## ACTIVITY
Every entry must be output exactly as it was written.

## RECORDS FOR THIS EXERCISE
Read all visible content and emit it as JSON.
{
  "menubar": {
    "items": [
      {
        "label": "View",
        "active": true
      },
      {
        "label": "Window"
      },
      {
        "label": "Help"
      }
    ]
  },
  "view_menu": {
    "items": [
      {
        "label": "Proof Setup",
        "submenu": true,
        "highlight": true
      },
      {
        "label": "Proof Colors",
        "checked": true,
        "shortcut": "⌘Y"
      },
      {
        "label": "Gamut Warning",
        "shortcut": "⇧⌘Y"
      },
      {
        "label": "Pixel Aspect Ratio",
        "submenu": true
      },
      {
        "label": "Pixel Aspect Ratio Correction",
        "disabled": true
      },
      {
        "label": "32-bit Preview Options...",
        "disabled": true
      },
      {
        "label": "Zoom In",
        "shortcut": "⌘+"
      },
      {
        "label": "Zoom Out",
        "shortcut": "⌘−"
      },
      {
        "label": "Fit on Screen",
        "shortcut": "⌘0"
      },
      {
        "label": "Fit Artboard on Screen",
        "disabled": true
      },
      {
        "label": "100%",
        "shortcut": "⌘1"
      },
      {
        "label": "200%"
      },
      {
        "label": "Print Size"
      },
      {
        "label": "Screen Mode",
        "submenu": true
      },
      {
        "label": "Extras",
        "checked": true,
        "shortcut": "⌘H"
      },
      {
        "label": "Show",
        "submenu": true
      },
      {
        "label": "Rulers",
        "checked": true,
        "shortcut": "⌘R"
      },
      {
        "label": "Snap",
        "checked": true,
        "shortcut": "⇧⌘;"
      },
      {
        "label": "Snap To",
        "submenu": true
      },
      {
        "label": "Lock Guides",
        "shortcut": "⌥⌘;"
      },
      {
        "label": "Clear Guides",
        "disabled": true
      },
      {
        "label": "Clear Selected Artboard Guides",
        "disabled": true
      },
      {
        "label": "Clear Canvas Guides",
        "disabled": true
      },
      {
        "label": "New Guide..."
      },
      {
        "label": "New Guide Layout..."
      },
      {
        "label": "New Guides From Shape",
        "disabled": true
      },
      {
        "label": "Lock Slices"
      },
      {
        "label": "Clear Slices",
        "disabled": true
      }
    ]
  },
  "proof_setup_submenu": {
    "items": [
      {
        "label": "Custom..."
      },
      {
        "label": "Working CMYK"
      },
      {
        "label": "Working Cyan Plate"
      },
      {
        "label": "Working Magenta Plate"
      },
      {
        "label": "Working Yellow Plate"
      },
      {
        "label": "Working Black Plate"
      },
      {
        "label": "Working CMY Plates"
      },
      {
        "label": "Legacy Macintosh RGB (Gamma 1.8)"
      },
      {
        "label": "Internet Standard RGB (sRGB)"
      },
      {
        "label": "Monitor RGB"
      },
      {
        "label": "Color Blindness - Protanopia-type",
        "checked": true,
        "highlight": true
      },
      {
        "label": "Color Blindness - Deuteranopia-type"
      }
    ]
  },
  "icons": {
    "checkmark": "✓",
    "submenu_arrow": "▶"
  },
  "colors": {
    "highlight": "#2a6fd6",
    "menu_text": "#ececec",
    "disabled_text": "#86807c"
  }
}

## EXERCISE RESULT
Read all visible content and emit it as JSON.
{
  "menubar": {
    "items": [
      {
        "label": "View",
        "active": true
      },
      {
        "label": "Window"
      },
      {
        "label": "Help"
      }
    ]
  },
  "view_menu": {
    "items": [
      {
        "label": "Proof Setup",
        "submenu": true,
        "highlight": true
      },
      {
        "label": "Proof Colors",
        "checked": true,
        "shortcut": "⌘Y"
      },
      {
        "label": "Gamut Warning",
        "shortcut": "⇧⌘Y"
      },
      {
        "label": "Pixel Aspect Ratio",
        "submenu": true
      },
      {
        "label": "Pixel Aspect Ratio Correction",
        "disabled": true
      },
      {
        "label": "32-bit Preview Options...",
        "disabled": true
      },
      {
        "label": "Zoom In",
        "shortcut": "⌘+"
      },
      {
        "label": "Zoom Out",
        "shortcut": "⌘−"
      },
      {
        "label": "Fit on Screen",
        "shortcut": "⌘0"
      },
      {
        "label": "Fit Artboard on Screen",
        "disabled": true
      },
      {
        "label": "100%",
        "shortcut": "⌘1"
      },
      {
        "label": "200%"
      },
      {
        "label": "Print Size"
      },
      {
        "label": "Screen Mode",
        "submenu": true
      },
      {
        "label": "Extras",
        "checked": true,
        "shortcut": "⌘H"
      },
      {
        "label": "Show",
        "submenu": true
      },
      {
        "label": "Rulers",
        "checked": true,
        "shortcut": "⌘R"
      },
      {
        "label": "Snap",
        "checked": true,
        "shortcut": "⇧⌘;"
      },
      {
        "label": "Snap To",
        "submenu": true
      },
      {
        "label": "Lock Guides",
        "shortcut": "⌥⌘;"
      },
      {
        "label": "Clear Guides",
        "disabled": true
      },
      {
        "label": "Clear Selected Artboard Guides",
        "disabled": true
      },
      {
        "label": "Clear Canvas Guides",
        "disabled": true
      },
      {
        "label": "New Guide..."
      },
      {
        "label": "New Guide Layout..."
      },
      {
        "label": "New Guides From Shape",
        "disabled": true
      },
      {
        "label": "Lock Slices"
      },
      {
        "label": "Clear Slices",
        "disabled": true
      }
    ]
  },
  "proof_setup_submenu": {
    "items": [
      {
        "label": "Custom..."
      },
      {
        "label": "Working CMYK"
      },
      {
        "label": "Working Cyan Plate"
      },
      {
        "label": "Working Magenta Plate"
      },
      {
        "label": "Working Yellow Plate"
      },
      {
        "label": "Working Black Plate"
      },
      {
        "label": "Working CMY Plates"
      },
      {
        "label": "Legacy Macintosh RGB (Gamma 1.8)"
      },
      {
        "label": "Internet Standard RGB (sRGB)"
      },
      {
        "label": "Monitor RGB"
      },
      {
        "label": "Color Blindness - Protanopia-type",
        "checked": true,
        "highlight": true
      },
      {
        "label": "Color Blindness - Deuteranopia-type"
      }
    ]
  },
  "icons": {
    "checkmark": "✓",
    "submenu_arrow": "▶"
  },
  "colors": {
    "highlight": "#2a6fd6",
    "menu_text": "#ececec",
    "disabled_text": "#86807c"
  }
}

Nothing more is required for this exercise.